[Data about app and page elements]
+++++
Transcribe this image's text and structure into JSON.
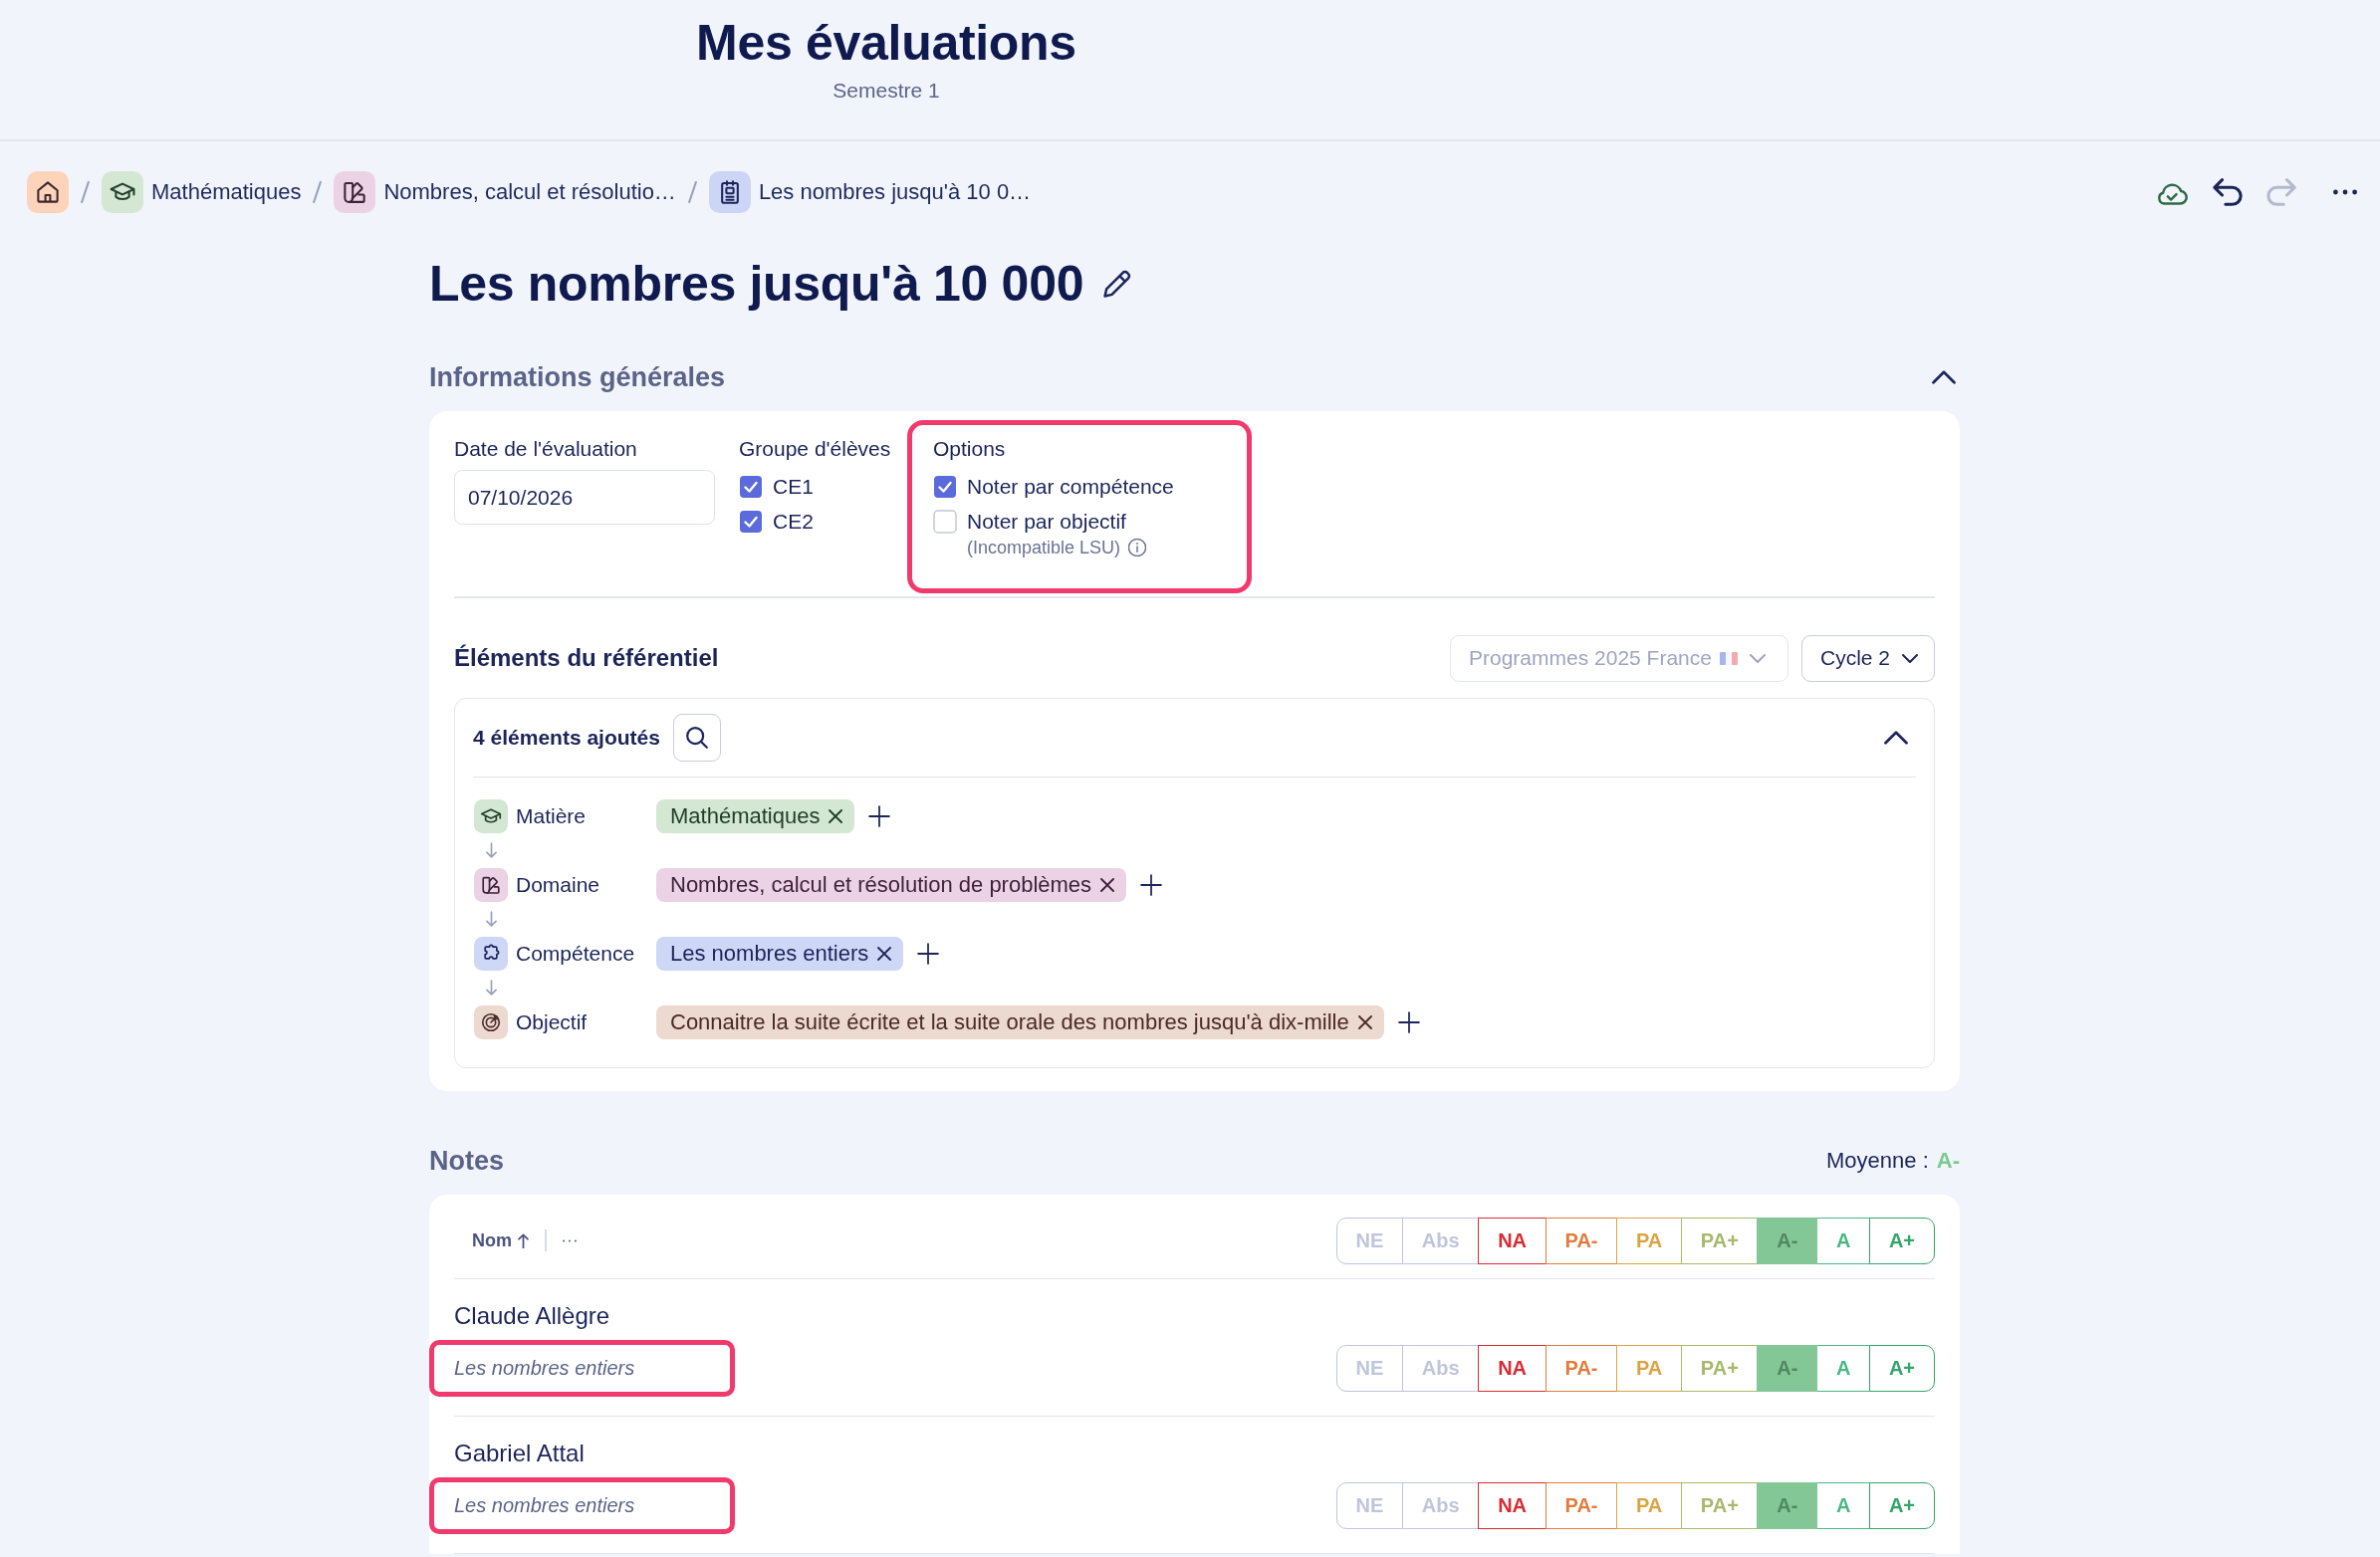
{
  "header": {
    "title": "Mes évaluations",
    "subtitle": "Semestre 1"
  },
  "breadcrumb": [
    {
      "kind": "home"
    },
    {
      "kind": "subject",
      "label": "Mathématiques"
    },
    {
      "kind": "domain",
      "label": "Nombres, calcul et résolutio…"
    },
    {
      "kind": "evaluation",
      "label": "Les nombres jusqu'à 10 0…"
    }
  ],
  "history": {
    "undo": {
      "disabled": false
    },
    "redo": {
      "disabled": true
    }
  },
  "page_title": "Les nombres jusqu'à 10 000",
  "general_info": {
    "title": "Informations générales",
    "expanded": true,
    "date": {
      "label": "Date de l'évaluation",
      "value": "07/10/2026"
    },
    "groups": {
      "label": "Groupe d'élèves",
      "items": [
        {
          "label": "CE1",
          "checked": true
        },
        {
          "label": "CE2",
          "checked": true
        }
      ]
    },
    "options": {
      "label": "Options",
      "highlighted": true,
      "items": [
        {
          "label": "Noter par compétence",
          "checked": true
        },
        {
          "label": "Noter par objectif",
          "checked": false,
          "note": "(Incompatible LSU)"
        }
      ]
    },
    "framework": {
      "title": "Éléments du référentiel",
      "dropdowns": [
        {
          "kind": "flagged",
          "value": "Programmes 2025 France",
          "disabled": true
        },
        {
          "kind": "plain",
          "value": "Cycle 2",
          "disabled": false
        }
      ],
      "count_label": "4 éléments ajoutés",
      "expanded": true,
      "rows": [
        {
          "kind": "subject",
          "label": "Matière",
          "tags": [
            "Mathématiques"
          ]
        },
        {
          "kind": "domain",
          "label": "Domaine",
          "tags": [
            "Nombres, calcul et résolution de problèmes"
          ]
        },
        {
          "kind": "competence",
          "label": "Compétence",
          "tags": [
            "Les nombres entiers"
          ]
        },
        {
          "kind": "objective",
          "label": "Objectif",
          "tags": [
            "Connaitre la suite écrite et la suite orale des nombres jusqu'à dix-mille"
          ]
        }
      ]
    }
  },
  "notes": {
    "title": "Notes",
    "average": {
      "label": "Moyenne :",
      "value": "A-"
    },
    "sort": {
      "label": "Nom",
      "ascending": true
    },
    "bulk_grades": [
      {
        "label": "NE",
        "color": "#bfc5db",
        "selected": false
      },
      {
        "label": "Abs",
        "color": "#bfc5db",
        "selected": false
      },
      {
        "label": "NA",
        "color": "#d92b32",
        "selected": false
      },
      {
        "label": "PA-",
        "color": "#e27b3b",
        "selected": false
      },
      {
        "label": "PA",
        "color": "#dba343",
        "selected": false
      },
      {
        "label": "PA+",
        "color": "#a7b96b",
        "selected": false
      },
      {
        "label": "A-",
        "color": "#84c796",
        "selected": true
      },
      {
        "label": "A",
        "color": "#4bb784",
        "selected": false
      },
      {
        "label": "A+",
        "color": "#33a56b",
        "selected": false
      }
    ],
    "students": [
      {
        "name": "Claude Allègre",
        "competence": "Les nombres entiers",
        "highlighted": true,
        "grades": [
          {
            "label": "NE",
            "color": "#bfc5db",
            "selected": false
          },
          {
            "label": "Abs",
            "color": "#bfc5db",
            "selected": false
          },
          {
            "label": "NA",
            "color": "#d92b32",
            "selected": false
          },
          {
            "label": "PA-",
            "color": "#e27b3b",
            "selected": false
          },
          {
            "label": "PA",
            "color": "#dba343",
            "selected": false
          },
          {
            "label": "PA+",
            "color": "#a7b96b",
            "selected": false
          },
          {
            "label": "A-",
            "color": "#84c796",
            "selected": true
          },
          {
            "label": "A",
            "color": "#4bb784",
            "selected": false
          },
          {
            "label": "A+",
            "color": "#33a56b",
            "selected": false
          }
        ]
      },
      {
        "name": "Gabriel Attal",
        "competence": "Les nombres entiers",
        "highlighted": true,
        "grades": [
          {
            "label": "NE",
            "color": "#bfc5db",
            "selected": false
          },
          {
            "label": "Abs",
            "color": "#bfc5db",
            "selected": false
          },
          {
            "label": "NA",
            "color": "#d92b32",
            "selected": false
          },
          {
            "label": "PA-",
            "color": "#e27b3b",
            "selected": false
          },
          {
            "label": "PA",
            "color": "#dba343",
            "selected": false
          },
          {
            "label": "PA+",
            "color": "#a7b96b",
            "selected": false
          },
          {
            "label": "A-",
            "color": "#84c796",
            "selected": true
          },
          {
            "label": "A",
            "color": "#4bb784",
            "selected": false
          },
          {
            "label": "A+",
            "color": "#33a56b",
            "selected": false
          }
        ]
      }
    ]
  }
}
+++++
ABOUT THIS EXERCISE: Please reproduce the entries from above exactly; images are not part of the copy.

ANSWER BOX:
Transcribe this image's text and structure into JSON.
{
  "header": {
    "title": "Mes évaluations",
    "subtitle": "Semestre 1"
  },
  "breadcrumb": [
    {
      "kind": "home"
    },
    {
      "kind": "subject",
      "label": "Mathématiques"
    },
    {
      "kind": "domain",
      "label": "Nombres, calcul et résolutio…"
    },
    {
      "kind": "evaluation",
      "label": "Les nombres jusqu'à 10 0…"
    }
  ],
  "history": {
    "undo": {
      "disabled": false
    },
    "redo": {
      "disabled": true
    }
  },
  "page_title": "Les nombres jusqu'à 10 000",
  "general_info": {
    "title": "Informations générales",
    "expanded": true,
    "date": {
      "label": "Date de l'évaluation",
      "value": "07/10/2026"
    },
    "groups": {
      "label": "Groupe d'élèves",
      "items": [
        {
          "label": "CE1",
          "checked": true
        },
        {
          "label": "CE2",
          "checked": true
        }
      ]
    },
    "options": {
      "label": "Options",
      "highlighted": true,
      "items": [
        {
          "label": "Noter par compétence",
          "checked": true
        },
        {
          "label": "Noter par objectif",
          "checked": false,
          "note": "(Incompatible LSU)"
        }
      ]
    },
    "framework": {
      "title": "Éléments du référentiel",
      "dropdowns": [
        {
          "kind": "flagged",
          "value": "Programmes 2025 France",
          "disabled": true
        },
        {
          "kind": "plain",
          "value": "Cycle 2",
          "disabled": false
        }
      ],
      "count_label": "4 éléments ajoutés",
      "expanded": true,
      "rows": [
        {
          "kind": "subject",
          "label": "Matière",
          "tags": [
            "Mathématiques"
          ]
        },
        {
          "kind": "domain",
          "label": "Domaine",
          "tags": [
            "Nombres, calcul et résolution de problèmes"
          ]
        },
        {
          "kind": "competence",
          "label": "Compétence",
          "tags": [
            "Les nombres entiers"
          ]
        },
        {
          "kind": "objective",
          "label": "Objectif",
          "tags": [
            "Connaitre la suite écrite et la suite orale des nombres jusqu'à dix-mille"
          ]
        }
      ]
    }
  },
  "notes": {
    "title": "Notes",
    "average": {
      "label": "Moyenne :",
      "value": "A-"
    },
    "sort": {
      "label": "Nom",
      "ascending": true
    },
    "bulk_grades": [
      {
        "label": "NE",
        "color": "#bfc5db",
        "selected": false
      },
      {
        "label": "Abs",
        "color": "#bfc5db",
        "selected": false
      },
      {
        "label": "NA",
        "color": "#d92b32",
        "selected": false
      },
      {
        "label": "PA-",
        "color": "#e27b3b",
        "selected": false
      },
      {
        "label": "PA",
        "color": "#dba343",
        "selected": false
      },
      {
        "label": "PA+",
        "color": "#a7b96b",
        "selected": false
      },
      {
        "label": "A-",
        "color": "#84c796",
        "selected": true
      },
      {
        "label": "A",
        "color": "#4bb784",
        "selected": false
      },
      {
        "label": "A+",
        "color": "#33a56b",
        "selected": false
      }
    ],
    "students": [
      {
        "name": "Claude Allègre",
        "competence": "Les nombres entiers",
        "highlighted": true,
        "grades": [
          {
            "label": "NE",
            "color": "#bfc5db",
            "selected": false
          },
          {
            "label": "Abs",
            "color": "#bfc5db",
            "selected": false
          },
          {
            "label": "NA",
            "color": "#d92b32",
            "selected": false
          },
          {
            "label": "PA-",
            "color": "#e27b3b",
            "selected": false
          },
          {
            "label": "PA",
            "color": "#dba343",
            "selected": false
          },
          {
            "label": "PA+",
            "color": "#a7b96b",
            "selected": false
          },
          {
            "label": "A-",
            "color": "#84c796",
            "selected": true
          },
          {
            "label": "A",
            "color": "#4bb784",
            "selected": false
          },
          {
            "label": "A+",
            "color": "#33a56b",
            "selected": false
          }
        ]
      },
      {
        "name": "Gabriel Attal",
        "competence": "Les nombres entiers",
        "highlighted": true,
        "grades": [
          {
            "label": "NE",
            "color": "#bfc5db",
            "selected": false
          },
          {
            "label": "Abs",
            "color": "#bfc5db",
            "selected": false
          },
          {
            "label": "NA",
            "color": "#d92b32",
            "selected": false
          },
          {
            "label": "PA-",
            "color": "#e27b3b",
            "selected": false
          },
          {
            "label": "PA",
            "color": "#dba343",
            "selected": false
          },
          {
            "label": "PA+",
            "color": "#a7b96b",
            "selected": false
          },
          {
            "label": "A-",
            "color": "#84c796",
            "selected": true
          },
          {
            "label": "A",
            "color": "#4bb784",
            "selected": false
          },
          {
            "label": "A+",
            "color": "#33a56b",
            "selected": false
          }
        ]
      }
    ]
  }
}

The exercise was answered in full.